** Input follows **
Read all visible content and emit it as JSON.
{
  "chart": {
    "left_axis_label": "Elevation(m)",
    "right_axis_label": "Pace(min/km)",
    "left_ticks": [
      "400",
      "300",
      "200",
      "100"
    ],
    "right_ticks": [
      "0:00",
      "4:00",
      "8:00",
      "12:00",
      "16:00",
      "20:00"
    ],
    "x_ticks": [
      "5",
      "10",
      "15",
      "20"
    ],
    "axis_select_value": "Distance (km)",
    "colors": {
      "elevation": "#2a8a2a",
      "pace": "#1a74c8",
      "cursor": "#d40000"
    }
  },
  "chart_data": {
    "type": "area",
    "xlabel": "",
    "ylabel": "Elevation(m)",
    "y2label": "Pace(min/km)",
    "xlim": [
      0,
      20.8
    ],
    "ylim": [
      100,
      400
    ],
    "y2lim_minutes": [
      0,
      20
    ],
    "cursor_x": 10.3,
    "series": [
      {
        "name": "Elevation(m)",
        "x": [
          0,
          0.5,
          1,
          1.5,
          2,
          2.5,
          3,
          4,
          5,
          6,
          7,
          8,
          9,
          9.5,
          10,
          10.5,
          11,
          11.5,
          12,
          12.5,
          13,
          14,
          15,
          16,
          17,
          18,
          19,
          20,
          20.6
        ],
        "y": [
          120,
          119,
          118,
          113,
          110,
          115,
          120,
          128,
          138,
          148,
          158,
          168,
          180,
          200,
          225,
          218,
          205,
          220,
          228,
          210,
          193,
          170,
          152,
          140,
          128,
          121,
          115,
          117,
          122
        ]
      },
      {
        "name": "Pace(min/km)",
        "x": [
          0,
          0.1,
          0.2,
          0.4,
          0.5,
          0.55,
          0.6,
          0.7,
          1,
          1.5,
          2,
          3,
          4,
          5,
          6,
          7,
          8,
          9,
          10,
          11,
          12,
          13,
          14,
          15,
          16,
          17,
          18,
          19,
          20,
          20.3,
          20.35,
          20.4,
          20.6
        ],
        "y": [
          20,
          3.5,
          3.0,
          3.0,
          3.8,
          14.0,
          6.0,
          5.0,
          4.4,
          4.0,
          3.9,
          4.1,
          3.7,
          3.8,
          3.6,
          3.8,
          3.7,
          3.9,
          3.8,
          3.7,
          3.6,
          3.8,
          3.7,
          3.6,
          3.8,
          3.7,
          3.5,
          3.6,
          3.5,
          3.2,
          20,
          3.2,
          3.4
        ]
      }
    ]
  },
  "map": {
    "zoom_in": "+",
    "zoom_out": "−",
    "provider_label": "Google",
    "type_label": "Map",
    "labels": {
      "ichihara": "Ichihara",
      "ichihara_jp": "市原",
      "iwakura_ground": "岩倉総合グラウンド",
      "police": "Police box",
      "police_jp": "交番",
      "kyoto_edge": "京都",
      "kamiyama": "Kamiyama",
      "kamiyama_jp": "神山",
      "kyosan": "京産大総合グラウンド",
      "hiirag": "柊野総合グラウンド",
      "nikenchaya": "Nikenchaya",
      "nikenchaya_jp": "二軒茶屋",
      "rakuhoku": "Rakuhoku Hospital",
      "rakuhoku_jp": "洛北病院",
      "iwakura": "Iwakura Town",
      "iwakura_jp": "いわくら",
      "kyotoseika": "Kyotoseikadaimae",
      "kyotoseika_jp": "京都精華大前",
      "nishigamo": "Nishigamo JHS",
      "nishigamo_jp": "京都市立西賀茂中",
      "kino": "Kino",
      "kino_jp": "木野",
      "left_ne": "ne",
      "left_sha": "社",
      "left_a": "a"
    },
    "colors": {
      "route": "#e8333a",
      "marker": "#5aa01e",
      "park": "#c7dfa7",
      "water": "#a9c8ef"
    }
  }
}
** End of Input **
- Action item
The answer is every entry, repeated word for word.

- Result of this task
Read all visible content and emit it as JSON.
{
  "chart": {
    "left_axis_label": "Elevation(m)",
    "right_axis_label": "Pace(min/km)",
    "left_ticks": [
      "400",
      "300",
      "200",
      "100"
    ],
    "right_ticks": [
      "0:00",
      "4:00",
      "8:00",
      "12:00",
      "16:00",
      "20:00"
    ],
    "x_ticks": [
      "5",
      "10",
      "15",
      "20"
    ],
    "axis_select_value": "Distance (km)",
    "colors": {
      "elevation": "#2a8a2a",
      "pace": "#1a74c8",
      "cursor": "#d40000"
    }
  },
  "chart_data": {
    "type": "area",
    "xlabel": "",
    "ylabel": "Elevation(m)",
    "y2label": "Pace(min/km)",
    "xlim": [
      0,
      20.8
    ],
    "ylim": [
      100,
      400
    ],
    "y2lim_minutes": [
      0,
      20
    ],
    "cursor_x": 10.3,
    "series": [
      {
        "name": "Elevation(m)",
        "x": [
          0,
          0.5,
          1,
          1.5,
          2,
          2.5,
          3,
          4,
          5,
          6,
          7,
          8,
          9,
          9.5,
          10,
          10.5,
          11,
          11.5,
          12,
          12.5,
          13,
          14,
          15,
          16,
          17,
          18,
          19,
          20,
          20.6
        ],
        "y": [
          120,
          119,
          118,
          113,
          110,
          115,
          120,
          128,
          138,
          148,
          158,
          168,
          180,
          200,
          225,
          218,
          205,
          220,
          228,
          210,
          193,
          170,
          152,
          140,
          128,
          121,
          115,
          117,
          122
        ]
      },
      {
        "name": "Pace(min/km)",
        "x": [
          0,
          0.1,
          0.2,
          0.4,
          0.5,
          0.55,
          0.6,
          0.7,
          1,
          1.5,
          2,
          3,
          4,
          5,
          6,
          7,
          8,
          9,
          10,
          11,
          12,
          13,
          14,
          15,
          16,
          17,
          18,
          19,
          20,
          20.3,
          20.35,
          20.4,
          20.6
        ],
        "y": [
          20,
          3.5,
          3.0,
          3.0,
          3.8,
          14.0,
          6.0,
          5.0,
          4.4,
          4.0,
          3.9,
          4.1,
          3.7,
          3.8,
          3.6,
          3.8,
          3.7,
          3.9,
          3.8,
          3.7,
          3.6,
          3.8,
          3.7,
          3.6,
          3.8,
          3.7,
          3.5,
          3.6,
          3.5,
          3.2,
          20,
          3.2,
          3.4
        ]
      }
    ]
  },
  "map": {
    "zoom_in": "+",
    "zoom_out": "−",
    "provider_label": "Google",
    "type_label": "Map",
    "labels": {
      "ichihara": "Ichihara",
      "ichihara_jp": "市原",
      "iwakura_ground": "岩倉総合グラウンド",
      "police": "Police box",
      "police_jp": "交番",
      "kyoto_edge": "京都",
      "kamiyama": "Kamiyama",
      "kamiyama_jp": "神山",
      "kyosan": "京産大総合グラウンド",
      "hiirag": "柊野総合グラウンド",
      "nikenchaya": "Nikenchaya",
      "nikenchaya_jp": "二軒茶屋",
      "rakuhoku": "Rakuhoku Hospital",
      "rakuhoku_jp": "洛北病院",
      "iwakura": "Iwakura Town",
      "iwakura_jp": "いわくら",
      "kyotoseika": "Kyotoseikadaimae",
      "kyotoseika_jp": "京都精華大前",
      "nishigamo": "Nishigamo JHS",
      "nishigamo_jp": "京都市立西賀茂中",
      "kino": "Kino",
      "kino_jp": "木野",
      "left_ne": "ne",
      "left_sha": "社",
      "left_a": "a"
    },
    "colors": {
      "route": "#e8333a",
      "marker": "#5aa01e",
      "park": "#c7dfa7",
      "water": "#a9c8ef"
    }
  }
}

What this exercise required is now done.